  • November 3, 2002: Have you looked at the Seawind Registry lately? It's filling up nicely. There are new entries there from John and Noeleen Borman and others. Is your Seawind in there? Is the data about your Seawind up-to-date and correct? If not, please fill out the registry data entry form or just send it along via email. Don't forget to include photos. The new additions to our site are getting rave reviews. Thank you all for contributing, and also for the kind words and feedback. Today, my son Patrick and I are going out on the Great Salt Lake to try and recover what now remains of his Cessna 175 that we crashed there last June. It is about 6:30 AM here in Ogden, and the temperature is well below freezing. When (and if) we get all of the left-overs out of the lake, I will post a page about how it was accomplished, together with some photos. I intend to call it something like "why I want a seaplane!" BTW, I hate misinformation. If you find anything on this site that isn't correct, please email me immediately. Thank you all for looking. Enjoy the site.

  • November 2, 2002: Please note that our "Letters" section has been expanded to include "Biographies." I have started by adding a biography that was submitted by Mike Bowes to the newsletter in November, 1995. Take a look. I think you will agree that this is going to add a great deal of interest to our site. The quickest way to get there is to take the "Shortcut" at the top of this page, and then click on "Letters & Biographies," then "Mike Bowes, Bio." During the next few months, we want to include biographies of all the major players in the Seawind endeavor, especially, Len and Roger Creelman, Dick Silva, and others. I have requested a biography from Dick and Millie at SNA, and I will also request them from the Creelmans. If, by any chance, any of you have previous biographies from the Creelmans, please arrange to send them to me. Thank you for looking, and enjoy the site.

  • November 2, 2002: ISPA member Steve Wightman sent us another great letter and three excellent photos. They are now included in our "Letters" section under his name. In his letter, Steve talks about some interesting accomplishments associated with his instrument rating. Take a look at his hangar construction, just prior to the arrival of his quick kit.
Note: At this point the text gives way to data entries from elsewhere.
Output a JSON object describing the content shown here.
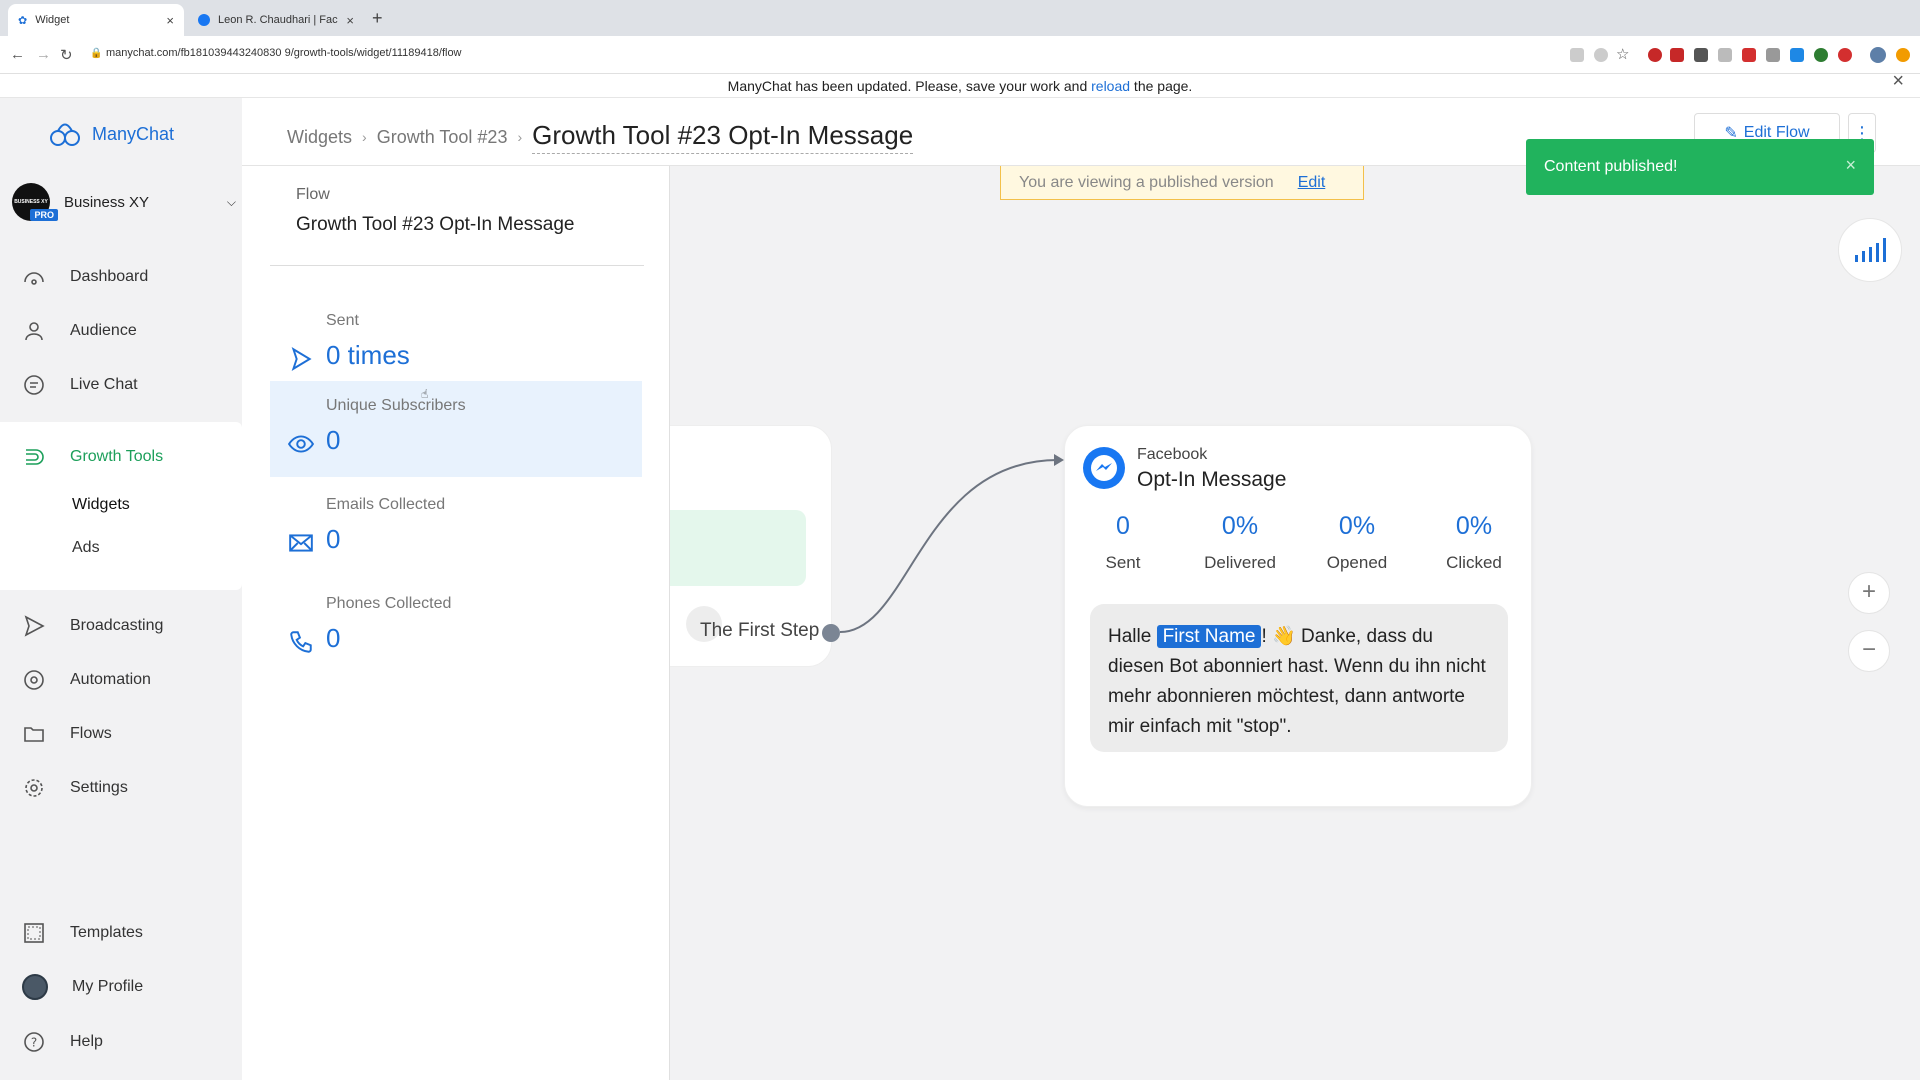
{
  "browser": {
    "tabs": [
      {
        "title": "Widget",
        "active": true
      },
      {
        "title": "Leon R. Chaudhari | Facebook",
        "active": false
      }
    ],
    "url": "manychat.com/fb181039443240830 9/growth-tools/widget/11189418/flow"
  },
  "banner": {
    "text_before": "ManyChat has been updated. Please, save your work and ",
    "link": "reload",
    "text_after": " the page."
  },
  "sidebar": {
    "brand": "ManyChat",
    "account": {
      "name": "Business XY",
      "avatar_text": "BUSINESS XY",
      "badge": "PRO"
    },
    "items": [
      {
        "label": "Dashboard",
        "icon": "dashboard-icon"
      },
      {
        "label": "Audience",
        "icon": "user-icon"
      },
      {
        "label": "Live Chat",
        "icon": "chat-icon"
      },
      {
        "label": "Growth Tools",
        "icon": "growth-tools-icon"
      },
      {
        "label": "Broadcasting",
        "icon": "broadcast-icon"
      },
      {
        "label": "Automation",
        "icon": "automation-icon"
      },
      {
        "label": "Flows",
        "icon": "folder-icon"
      },
      {
        "label": "Settings",
        "icon": "gear-icon"
      }
    ],
    "subitems": [
      {
        "label": "Widgets"
      },
      {
        "label": "Ads"
      }
    ],
    "bottom": [
      {
        "label": "Templates",
        "icon": "templates-icon"
      },
      {
        "label": "My Profile",
        "icon": "profile-avatar"
      },
      {
        "label": "Help",
        "icon": "help-icon"
      }
    ]
  },
  "header": {
    "breadcrumbs": [
      "Widgets",
      "Growth Tool #23"
    ],
    "title": "Growth Tool #23 Opt-In Message",
    "edit_flow": "Edit Flow"
  },
  "toast": {
    "text": "Content published!"
  },
  "published_bar": {
    "text": "You are viewing a published version",
    "link": "Edit"
  },
  "stats_panel": {
    "flow_label": "Flow",
    "flow_name": "Growth Tool #23 Opt-In Message",
    "stats": [
      {
        "label": "Sent",
        "value": "0 times",
        "icon": "send-icon"
      },
      {
        "label": "Unique Subscribers",
        "value": "0",
        "icon": "eye-icon"
      },
      {
        "label": "Emails Collected",
        "value": "0",
        "icon": "mail-icon"
      },
      {
        "label": "Phones Collected",
        "value": "0",
        "icon": "phone-icon"
      }
    ]
  },
  "start_card": {
    "step_label": "The First Step"
  },
  "message_card": {
    "platform": "Facebook",
    "title": "Opt-In Message",
    "metrics": [
      {
        "value": "0",
        "label": "Sent"
      },
      {
        "value": "0%",
        "label": "Delivered"
      },
      {
        "value": "0%",
        "label": "Opened"
      },
      {
        "value": "0%",
        "label": "Clicked"
      }
    ],
    "message": {
      "greeting": "Halle ",
      "variable": "First Name",
      "rest": "! 👋 Danke, dass du diesen Bot abonniert hast. Wenn du ihn nicht mehr abonnieren möchtest, dann antworte mir einfach mit \"stop\"."
    }
  },
  "colors": {
    "accent": "#1d6fd6",
    "success": "#21b35d",
    "green_nav": "#1c9f5a"
  }
}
The quickest way to get there is to take the "Member's" shortcut above, and then go to the "Letters" link. Thank you Steve, and congratulations again.

  • November 1, 2002: ISPA member, Steve Wightman, CFP®, a long-time Lexington resident, has graduated from Hanscom AFB Flight Training Center for an instrument flight-training course for an Instrument Rating – Airplane. He completed 12 weeks of classroom study, 186 hours of in-flight instruction of which 65 hours were in simulated or actual instrument meteorological conditions (IMC) practicing precision and emergency flight maneuvers, holding patterns, cross country flight, and instrument approach procedures. Steve's press release can be seen in our "letters" section.

  • November 1, 2002: As requested by Dave Nery in his recent post, I have compiled a page showing NTSB data. The page is in the "Library" and titled "Seawind Safety Info." If any of you have other similar data that may have not been included in the NTSB reports, but should be added to the page, please email it to me. I know that there are many other similar type reports that I do not have. If Canada has a similar reporting data base, it would be especially helpful if one of our members could extract the information and send it along to me. Thank you.